> [What is being asked]: Below are some records; copy them word for word and drop the pictures.
+++ Record extracts
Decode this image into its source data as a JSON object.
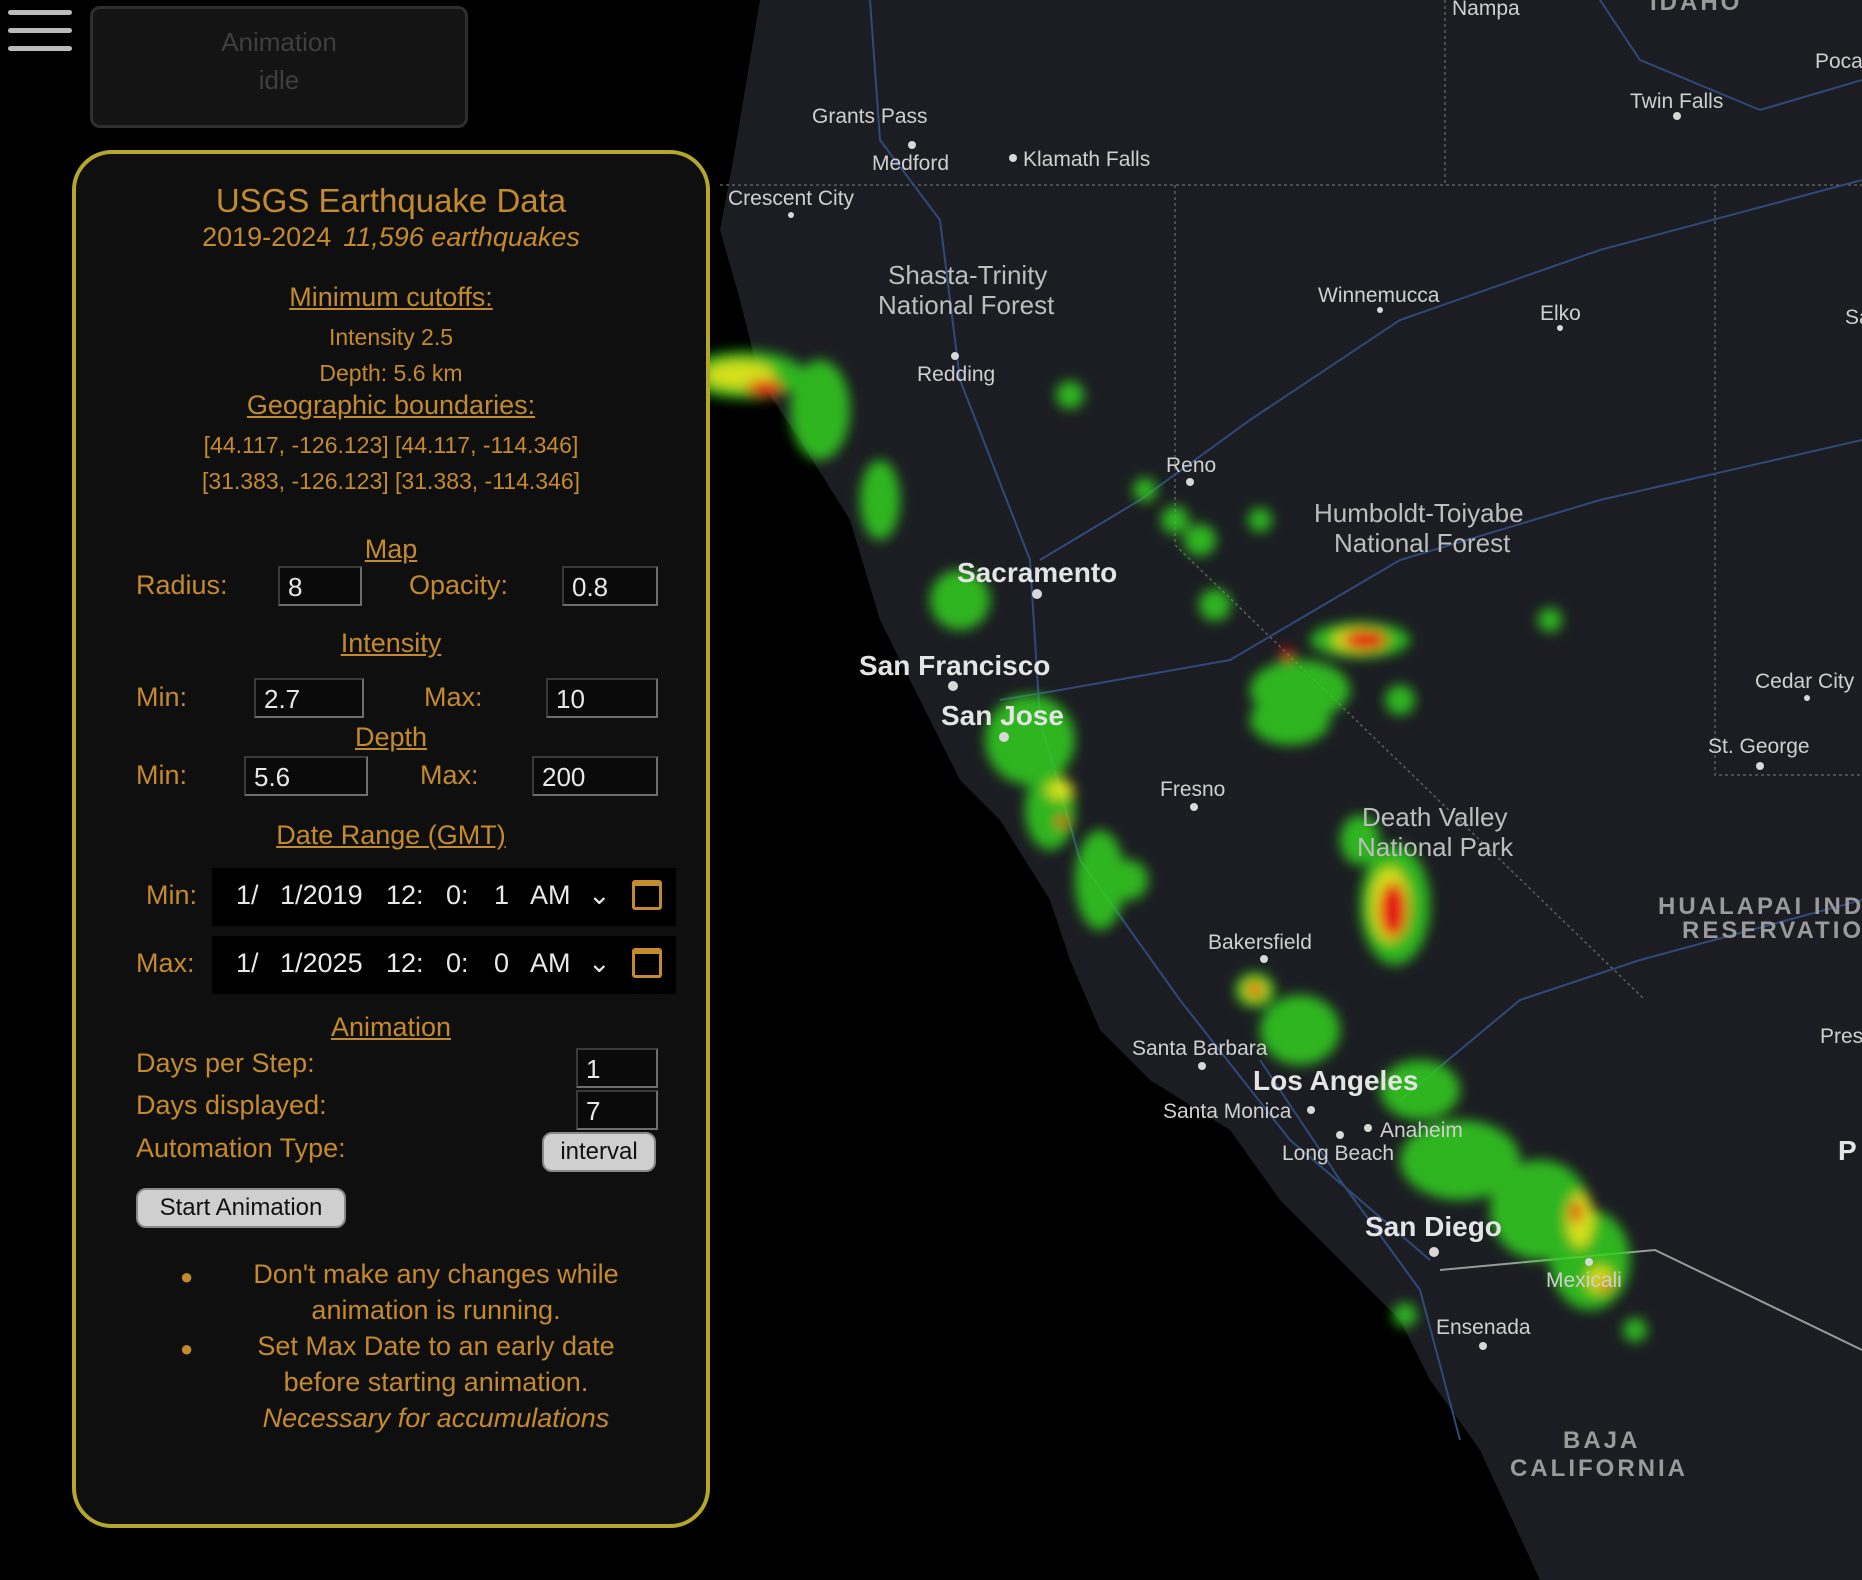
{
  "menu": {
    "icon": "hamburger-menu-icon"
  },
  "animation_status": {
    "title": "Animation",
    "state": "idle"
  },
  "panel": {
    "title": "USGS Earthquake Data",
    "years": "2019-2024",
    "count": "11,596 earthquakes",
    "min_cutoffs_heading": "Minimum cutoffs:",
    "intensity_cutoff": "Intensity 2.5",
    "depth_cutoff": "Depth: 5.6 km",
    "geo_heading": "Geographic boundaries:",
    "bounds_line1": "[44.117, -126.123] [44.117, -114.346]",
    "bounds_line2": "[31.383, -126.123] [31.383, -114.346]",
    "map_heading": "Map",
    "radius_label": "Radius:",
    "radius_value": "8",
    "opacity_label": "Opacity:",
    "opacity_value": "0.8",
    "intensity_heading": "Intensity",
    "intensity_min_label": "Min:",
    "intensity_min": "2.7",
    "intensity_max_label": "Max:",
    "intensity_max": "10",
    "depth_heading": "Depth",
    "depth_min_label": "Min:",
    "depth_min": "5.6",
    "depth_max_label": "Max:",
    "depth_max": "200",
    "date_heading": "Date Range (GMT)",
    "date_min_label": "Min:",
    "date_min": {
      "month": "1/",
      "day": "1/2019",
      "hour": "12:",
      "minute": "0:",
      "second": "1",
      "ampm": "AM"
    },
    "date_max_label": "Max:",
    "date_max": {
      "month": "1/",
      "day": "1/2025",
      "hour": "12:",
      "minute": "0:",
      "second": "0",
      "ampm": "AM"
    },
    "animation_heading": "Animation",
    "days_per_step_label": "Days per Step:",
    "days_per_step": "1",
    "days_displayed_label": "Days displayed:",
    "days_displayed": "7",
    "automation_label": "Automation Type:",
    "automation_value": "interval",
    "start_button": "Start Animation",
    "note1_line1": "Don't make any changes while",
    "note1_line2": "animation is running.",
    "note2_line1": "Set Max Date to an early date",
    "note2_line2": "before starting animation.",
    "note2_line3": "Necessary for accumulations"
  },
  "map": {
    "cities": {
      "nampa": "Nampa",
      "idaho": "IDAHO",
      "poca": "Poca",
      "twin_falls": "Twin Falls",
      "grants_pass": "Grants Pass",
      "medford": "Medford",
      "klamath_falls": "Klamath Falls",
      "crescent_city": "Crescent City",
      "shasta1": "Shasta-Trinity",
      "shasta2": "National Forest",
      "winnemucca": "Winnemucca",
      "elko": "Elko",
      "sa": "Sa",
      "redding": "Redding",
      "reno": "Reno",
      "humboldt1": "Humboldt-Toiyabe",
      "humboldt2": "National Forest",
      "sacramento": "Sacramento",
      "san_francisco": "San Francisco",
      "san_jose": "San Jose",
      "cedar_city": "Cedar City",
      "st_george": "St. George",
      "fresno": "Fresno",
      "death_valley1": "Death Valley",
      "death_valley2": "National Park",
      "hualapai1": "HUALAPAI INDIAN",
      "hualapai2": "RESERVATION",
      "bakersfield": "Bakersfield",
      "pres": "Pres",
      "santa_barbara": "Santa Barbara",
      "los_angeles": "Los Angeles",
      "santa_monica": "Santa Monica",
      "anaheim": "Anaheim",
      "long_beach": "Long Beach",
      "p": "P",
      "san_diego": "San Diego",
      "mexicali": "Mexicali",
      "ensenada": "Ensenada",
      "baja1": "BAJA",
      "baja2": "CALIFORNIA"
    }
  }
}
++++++
> [Answer to this problem]:
Decode this image into its source data as a JSON object.
{
  "menu": {
    "icon": "hamburger-menu-icon"
  },
  "animation_status": {
    "title": "Animation",
    "state": "idle"
  },
  "panel": {
    "title": "USGS Earthquake Data",
    "years": "2019-2024",
    "count": "11,596 earthquakes",
    "min_cutoffs_heading": "Minimum cutoffs:",
    "intensity_cutoff": "Intensity 2.5",
    "depth_cutoff": "Depth: 5.6 km",
    "geo_heading": "Geographic boundaries:",
    "bounds_line1": "[44.117, -126.123] [44.117, -114.346]",
    "bounds_line2": "[31.383, -126.123] [31.383, -114.346]",
    "map_heading": "Map",
    "radius_label": "Radius:",
    "radius_value": "8",
    "opacity_label": "Opacity:",
    "opacity_value": "0.8",
    "intensity_heading": "Intensity",
    "intensity_min_label": "Min:",
    "intensity_min": "2.7",
    "intensity_max_label": "Max:",
    "intensity_max": "10",
    "depth_heading": "Depth",
    "depth_min_label": "Min:",
    "depth_min": "5.6",
    "depth_max_label": "Max:",
    "depth_max": "200",
    "date_heading": "Date Range (GMT)",
    "date_min_label": "Min:",
    "date_min": {
      "month": "1/",
      "day": "1/2019",
      "hour": "12:",
      "minute": "0:",
      "second": "1",
      "ampm": "AM"
    },
    "date_max_label": "Max:",
    "date_max": {
      "month": "1/",
      "day": "1/2025",
      "hour": "12:",
      "minute": "0:",
      "second": "0",
      "ampm": "AM"
    },
    "animation_heading": "Animation",
    "days_per_step_label": "Days per Step:",
    "days_per_step": "1",
    "days_displayed_label": "Days displayed:",
    "days_displayed": "7",
    "automation_label": "Automation Type:",
    "automation_value": "interval",
    "start_button": "Start Animation",
    "note1_line1": "Don't make any changes while",
    "note1_line2": "animation is running.",
    "note2_line1": "Set Max Date to an early date",
    "note2_line2": "before starting animation.",
    "note2_line3": "Necessary for accumulations"
  },
  "map": {
    "cities": {
      "nampa": "Nampa",
      "idaho": "IDAHO",
      "poca": "Poca",
      "twin_falls": "Twin Falls",
      "grants_pass": "Grants Pass",
      "medford": "Medford",
      "klamath_falls": "Klamath Falls",
      "crescent_city": "Crescent City",
      "shasta1": "Shasta-Trinity",
      "shasta2": "National Forest",
      "winnemucca": "Winnemucca",
      "elko": "Elko",
      "sa": "Sa",
      "redding": "Redding",
      "reno": "Reno",
      "humboldt1": "Humboldt-Toiyabe",
      "humboldt2": "National Forest",
      "sacramento": "Sacramento",
      "san_francisco": "San Francisco",
      "san_jose": "San Jose",
      "cedar_city": "Cedar City",
      "st_george": "St. George",
      "fresno": "Fresno",
      "death_valley1": "Death Valley",
      "death_valley2": "National Park",
      "hualapai1": "HUALAPAI INDIAN",
      "hualapai2": "RESERVATION",
      "bakersfield": "Bakersfield",
      "pres": "Pres",
      "santa_barbara": "Santa Barbara",
      "los_angeles": "Los Angeles",
      "santa_monica": "Santa Monica",
      "anaheim": "Anaheim",
      "long_beach": "Long Beach",
      "p": "P",
      "san_diego": "San Diego",
      "mexicali": "Mexicali",
      "ensenada": "Ensenada",
      "baja1": "BAJA",
      "baja2": "CALIFORNIA"
    }
  }
}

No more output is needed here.